I had two finals on Saturday, Max had a couple late finals and so did Zach, so we had come off of just finishing finals and moving out of the residence halls. As soon as we were done with that, we jumped right into the trip, so we were — I think — all really looking forward to sleeping in and just relaxing for a couple of days afterwards. We were getting up every morning at seven and staying up until 10 or 11 at night biking, so we were really looking forward to relaxing since we hadn’t in the past month or so.

TPN: How did the V Foundation react when it heard about the trip?

MJ: They were really supportive. They actually featured us on their Facebook page, and they sent us t-shirts to wear on the trip. I think they were really thankful [for] it, because we had met our original pledge of how much we said we were going to raise for them, so they weren’t expecting any more than that, and we still did the trip anyway and raised over $4,000.

TPN: Would you ever do the trip again, and did you learn anything from it?

MJ: Yeah, I think we’re contemplating doing it next year. We don’t know yet. We definitely learned a lot, so we could build on that. As far as what we learned, I think we learned a lot about the states that we biked through. The Midwest is not all the same, it’s not all homogenous. I think I personally learned a lot about the people in the Midwest and people just across the country.

We had a lot of really supportive people. We had a lot more supportive people than we had people who reacted negatively. There’s a lot of people who don’t like people biking on the road. But overall, we got a lot of positive support.

Ninety-five percent of people we met were interested in what we were doing and offered to help us in some way. I could tell it made most people think hard about charity and service.

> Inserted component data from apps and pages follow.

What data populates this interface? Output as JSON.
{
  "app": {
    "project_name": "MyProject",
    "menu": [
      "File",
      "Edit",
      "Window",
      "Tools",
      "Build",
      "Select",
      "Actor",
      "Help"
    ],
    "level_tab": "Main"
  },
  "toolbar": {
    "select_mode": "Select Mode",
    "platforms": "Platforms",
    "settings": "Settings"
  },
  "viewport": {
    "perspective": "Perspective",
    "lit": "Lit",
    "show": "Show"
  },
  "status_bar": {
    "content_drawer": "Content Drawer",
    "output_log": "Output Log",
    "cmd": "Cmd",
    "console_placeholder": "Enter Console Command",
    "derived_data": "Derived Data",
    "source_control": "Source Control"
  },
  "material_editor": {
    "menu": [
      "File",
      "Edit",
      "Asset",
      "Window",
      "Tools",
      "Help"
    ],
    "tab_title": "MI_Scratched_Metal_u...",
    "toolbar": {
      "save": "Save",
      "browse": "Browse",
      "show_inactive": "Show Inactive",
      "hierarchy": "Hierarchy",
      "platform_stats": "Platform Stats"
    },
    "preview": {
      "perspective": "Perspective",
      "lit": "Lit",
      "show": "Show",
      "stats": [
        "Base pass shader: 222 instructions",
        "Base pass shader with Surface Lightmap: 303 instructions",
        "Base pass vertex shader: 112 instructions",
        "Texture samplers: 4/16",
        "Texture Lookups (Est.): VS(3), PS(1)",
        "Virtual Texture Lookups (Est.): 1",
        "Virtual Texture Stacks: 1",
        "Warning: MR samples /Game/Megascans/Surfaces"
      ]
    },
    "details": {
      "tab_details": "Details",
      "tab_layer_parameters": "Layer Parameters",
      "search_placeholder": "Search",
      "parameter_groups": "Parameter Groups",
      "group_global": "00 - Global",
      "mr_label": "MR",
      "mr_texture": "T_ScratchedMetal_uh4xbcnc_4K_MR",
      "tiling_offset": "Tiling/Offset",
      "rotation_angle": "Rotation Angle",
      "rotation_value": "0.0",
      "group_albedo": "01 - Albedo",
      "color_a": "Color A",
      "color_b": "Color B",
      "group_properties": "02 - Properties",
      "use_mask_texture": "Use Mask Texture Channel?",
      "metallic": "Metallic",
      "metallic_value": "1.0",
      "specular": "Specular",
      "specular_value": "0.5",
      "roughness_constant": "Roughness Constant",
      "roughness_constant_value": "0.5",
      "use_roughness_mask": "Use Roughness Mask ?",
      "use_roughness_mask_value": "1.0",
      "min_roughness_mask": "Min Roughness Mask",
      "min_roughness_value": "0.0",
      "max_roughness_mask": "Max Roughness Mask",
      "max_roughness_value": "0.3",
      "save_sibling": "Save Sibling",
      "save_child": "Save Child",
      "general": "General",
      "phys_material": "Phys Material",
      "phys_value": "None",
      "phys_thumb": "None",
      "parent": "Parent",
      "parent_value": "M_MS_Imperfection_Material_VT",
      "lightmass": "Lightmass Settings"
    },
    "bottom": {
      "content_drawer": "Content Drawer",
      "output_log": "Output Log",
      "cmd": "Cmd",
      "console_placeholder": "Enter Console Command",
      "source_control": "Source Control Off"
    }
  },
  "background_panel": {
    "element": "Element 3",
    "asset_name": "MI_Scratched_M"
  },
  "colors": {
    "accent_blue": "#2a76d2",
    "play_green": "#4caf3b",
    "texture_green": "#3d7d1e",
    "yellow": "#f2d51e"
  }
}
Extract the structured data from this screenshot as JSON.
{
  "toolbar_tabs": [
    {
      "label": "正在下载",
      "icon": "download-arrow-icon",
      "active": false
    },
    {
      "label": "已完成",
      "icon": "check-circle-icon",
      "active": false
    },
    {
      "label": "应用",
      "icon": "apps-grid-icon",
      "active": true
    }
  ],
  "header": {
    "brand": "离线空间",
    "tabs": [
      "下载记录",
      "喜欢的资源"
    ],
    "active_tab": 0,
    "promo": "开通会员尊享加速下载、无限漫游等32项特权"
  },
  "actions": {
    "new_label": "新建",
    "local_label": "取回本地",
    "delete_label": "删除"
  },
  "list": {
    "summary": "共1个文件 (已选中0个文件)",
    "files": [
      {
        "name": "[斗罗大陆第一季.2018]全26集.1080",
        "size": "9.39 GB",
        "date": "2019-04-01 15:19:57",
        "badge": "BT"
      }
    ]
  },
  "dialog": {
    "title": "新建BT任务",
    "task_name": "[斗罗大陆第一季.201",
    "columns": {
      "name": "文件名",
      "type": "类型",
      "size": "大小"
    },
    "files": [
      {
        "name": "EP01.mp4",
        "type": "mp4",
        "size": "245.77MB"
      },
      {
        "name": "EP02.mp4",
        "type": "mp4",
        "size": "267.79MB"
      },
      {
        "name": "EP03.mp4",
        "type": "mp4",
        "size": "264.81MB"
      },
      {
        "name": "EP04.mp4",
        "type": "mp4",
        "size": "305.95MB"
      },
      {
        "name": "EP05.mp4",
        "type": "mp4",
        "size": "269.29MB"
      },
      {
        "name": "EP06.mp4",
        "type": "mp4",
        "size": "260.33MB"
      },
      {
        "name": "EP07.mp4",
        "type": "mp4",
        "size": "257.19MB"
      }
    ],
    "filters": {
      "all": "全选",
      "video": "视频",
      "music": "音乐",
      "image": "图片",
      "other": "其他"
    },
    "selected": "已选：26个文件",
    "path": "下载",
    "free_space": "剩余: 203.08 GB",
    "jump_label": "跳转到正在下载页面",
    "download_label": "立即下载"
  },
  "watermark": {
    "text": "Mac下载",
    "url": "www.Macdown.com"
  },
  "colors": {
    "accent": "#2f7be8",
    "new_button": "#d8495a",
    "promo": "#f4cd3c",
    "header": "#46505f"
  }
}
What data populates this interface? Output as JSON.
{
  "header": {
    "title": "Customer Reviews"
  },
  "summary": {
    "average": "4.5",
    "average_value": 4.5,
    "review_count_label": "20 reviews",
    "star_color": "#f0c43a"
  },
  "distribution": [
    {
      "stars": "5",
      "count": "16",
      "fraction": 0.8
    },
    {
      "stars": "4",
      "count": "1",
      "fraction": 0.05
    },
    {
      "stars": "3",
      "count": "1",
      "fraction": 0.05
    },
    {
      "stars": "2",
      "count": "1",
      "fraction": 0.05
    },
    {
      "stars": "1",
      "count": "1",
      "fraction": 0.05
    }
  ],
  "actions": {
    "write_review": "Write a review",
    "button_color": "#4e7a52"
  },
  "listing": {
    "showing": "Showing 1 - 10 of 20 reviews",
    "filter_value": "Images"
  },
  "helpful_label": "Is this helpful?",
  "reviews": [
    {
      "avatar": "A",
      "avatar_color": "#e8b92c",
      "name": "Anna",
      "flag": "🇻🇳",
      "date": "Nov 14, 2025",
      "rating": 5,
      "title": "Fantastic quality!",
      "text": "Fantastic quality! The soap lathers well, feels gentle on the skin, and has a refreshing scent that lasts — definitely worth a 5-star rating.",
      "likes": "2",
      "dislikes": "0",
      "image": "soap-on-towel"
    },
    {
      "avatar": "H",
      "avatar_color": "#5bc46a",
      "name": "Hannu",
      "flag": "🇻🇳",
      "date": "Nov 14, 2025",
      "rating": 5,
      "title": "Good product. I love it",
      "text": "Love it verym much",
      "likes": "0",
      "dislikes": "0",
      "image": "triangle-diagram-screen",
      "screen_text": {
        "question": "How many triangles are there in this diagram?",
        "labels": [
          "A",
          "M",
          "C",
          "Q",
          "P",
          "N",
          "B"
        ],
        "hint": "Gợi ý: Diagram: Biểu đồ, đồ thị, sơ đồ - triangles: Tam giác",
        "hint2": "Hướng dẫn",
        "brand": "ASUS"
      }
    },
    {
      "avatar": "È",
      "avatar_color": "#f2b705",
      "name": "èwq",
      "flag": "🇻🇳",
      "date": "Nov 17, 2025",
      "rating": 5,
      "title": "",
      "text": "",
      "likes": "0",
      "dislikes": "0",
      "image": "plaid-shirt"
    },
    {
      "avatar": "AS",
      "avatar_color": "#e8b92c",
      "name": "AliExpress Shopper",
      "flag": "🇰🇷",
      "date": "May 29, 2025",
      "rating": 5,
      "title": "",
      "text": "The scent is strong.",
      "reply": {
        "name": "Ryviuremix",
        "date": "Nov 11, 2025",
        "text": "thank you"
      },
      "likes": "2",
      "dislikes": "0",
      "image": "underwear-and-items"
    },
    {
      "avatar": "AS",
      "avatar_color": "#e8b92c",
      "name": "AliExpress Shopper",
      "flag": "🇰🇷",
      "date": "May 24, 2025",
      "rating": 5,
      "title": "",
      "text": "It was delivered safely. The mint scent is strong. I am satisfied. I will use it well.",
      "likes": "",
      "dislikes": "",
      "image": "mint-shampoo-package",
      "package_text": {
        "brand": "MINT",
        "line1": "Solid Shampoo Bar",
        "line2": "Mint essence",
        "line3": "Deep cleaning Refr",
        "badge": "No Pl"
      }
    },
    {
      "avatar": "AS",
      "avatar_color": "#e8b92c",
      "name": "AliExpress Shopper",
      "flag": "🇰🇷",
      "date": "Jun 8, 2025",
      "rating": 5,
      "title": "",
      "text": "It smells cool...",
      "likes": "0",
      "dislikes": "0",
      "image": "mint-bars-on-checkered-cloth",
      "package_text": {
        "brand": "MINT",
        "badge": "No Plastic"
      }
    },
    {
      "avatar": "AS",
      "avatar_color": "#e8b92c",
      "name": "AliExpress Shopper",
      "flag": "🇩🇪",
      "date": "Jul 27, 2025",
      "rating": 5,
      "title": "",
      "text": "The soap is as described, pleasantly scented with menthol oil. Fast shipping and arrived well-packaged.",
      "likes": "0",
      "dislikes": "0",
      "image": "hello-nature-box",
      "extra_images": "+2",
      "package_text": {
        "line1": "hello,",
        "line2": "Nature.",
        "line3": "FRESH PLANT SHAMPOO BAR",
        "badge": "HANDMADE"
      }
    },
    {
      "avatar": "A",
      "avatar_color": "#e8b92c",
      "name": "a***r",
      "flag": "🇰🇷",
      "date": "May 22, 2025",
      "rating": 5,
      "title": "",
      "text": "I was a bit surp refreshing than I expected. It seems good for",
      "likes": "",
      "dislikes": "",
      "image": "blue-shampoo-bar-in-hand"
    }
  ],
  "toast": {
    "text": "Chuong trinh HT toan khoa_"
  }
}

Overall, we were amazed by how strangers will go out of their way to help a cause like this.

Juring, Lindsay and Ward are still accepting donations online for the V Foundation.

Leave a comment.

The University of Pittsburgh's Daily Student Newspaper
Q & A: Pitt Students Bike for a Cause